### [Work item]
Tally how many lines in the data below include "content", then please reply with only that figure.

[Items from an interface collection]
----

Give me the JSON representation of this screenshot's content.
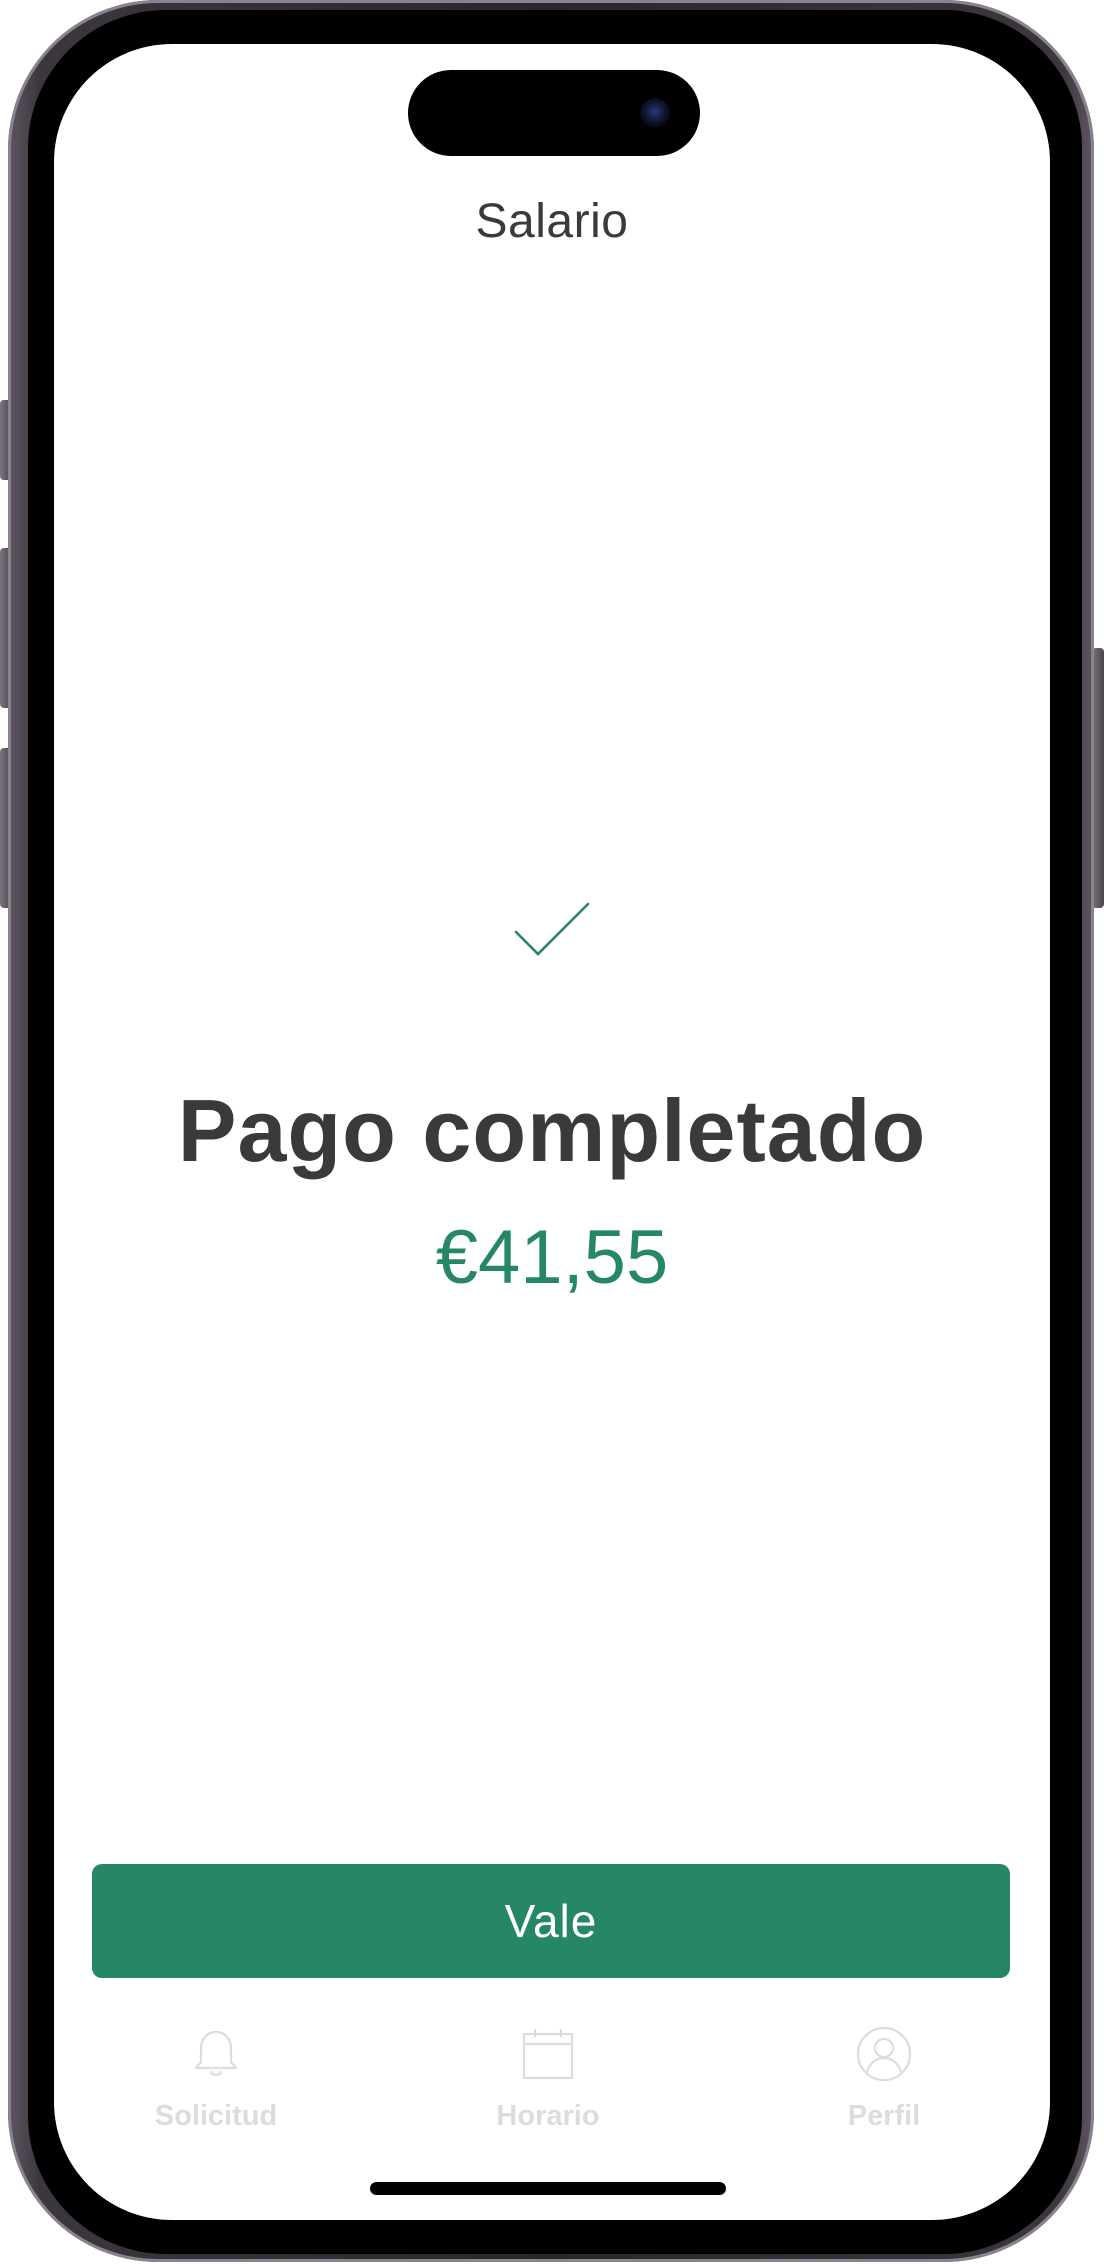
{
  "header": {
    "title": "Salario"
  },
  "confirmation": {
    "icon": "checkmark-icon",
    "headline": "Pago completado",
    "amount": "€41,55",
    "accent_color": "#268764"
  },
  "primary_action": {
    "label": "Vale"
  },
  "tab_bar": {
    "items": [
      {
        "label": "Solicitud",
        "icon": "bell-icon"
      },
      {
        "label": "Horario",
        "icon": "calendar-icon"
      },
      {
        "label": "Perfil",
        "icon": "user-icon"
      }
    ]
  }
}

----

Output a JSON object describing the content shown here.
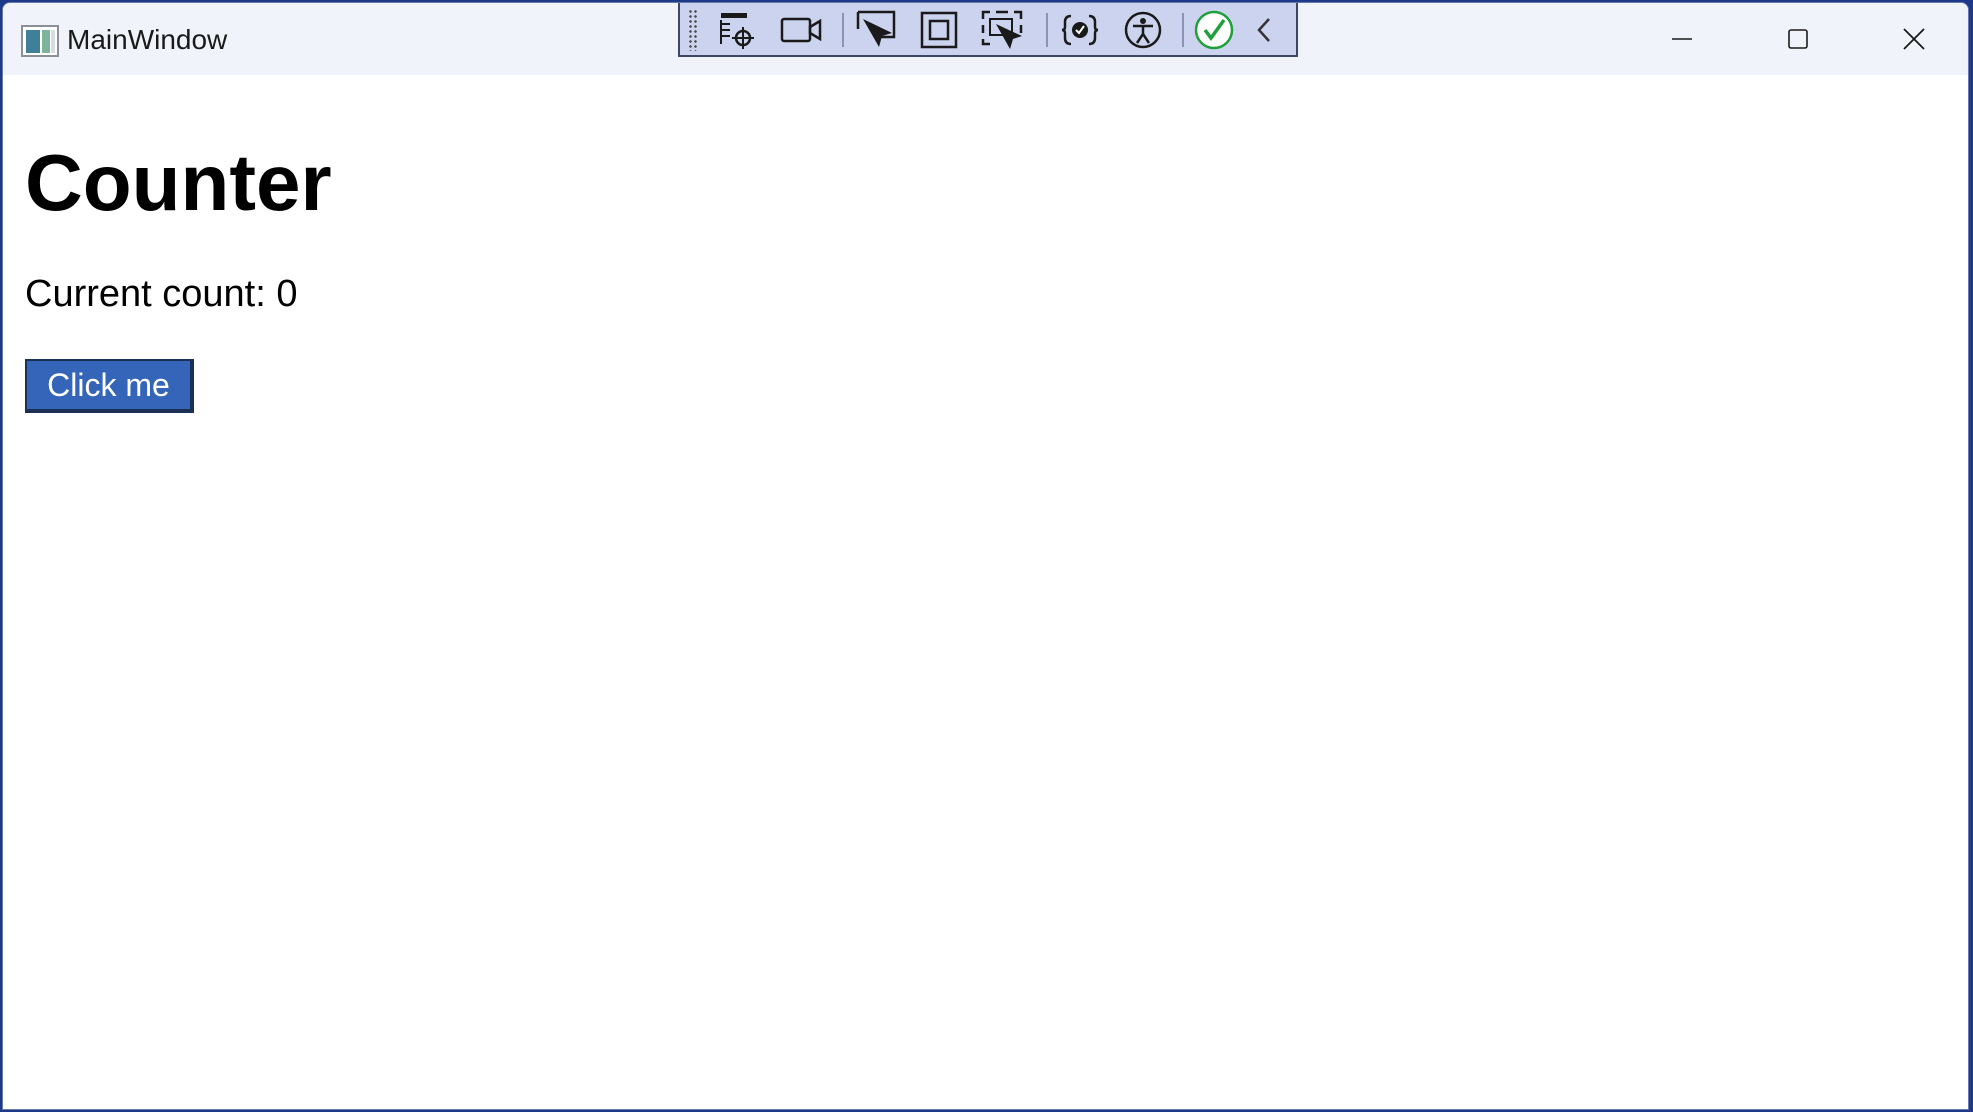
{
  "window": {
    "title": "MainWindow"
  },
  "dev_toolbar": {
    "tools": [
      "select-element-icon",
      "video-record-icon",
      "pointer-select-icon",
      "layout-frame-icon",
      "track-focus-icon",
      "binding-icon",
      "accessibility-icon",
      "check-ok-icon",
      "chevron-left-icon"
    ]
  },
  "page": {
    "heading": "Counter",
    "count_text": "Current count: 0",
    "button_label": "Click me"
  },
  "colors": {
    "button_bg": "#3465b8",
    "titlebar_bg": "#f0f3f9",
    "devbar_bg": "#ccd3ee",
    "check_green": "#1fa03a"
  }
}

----

### [Solution for this exercise]
2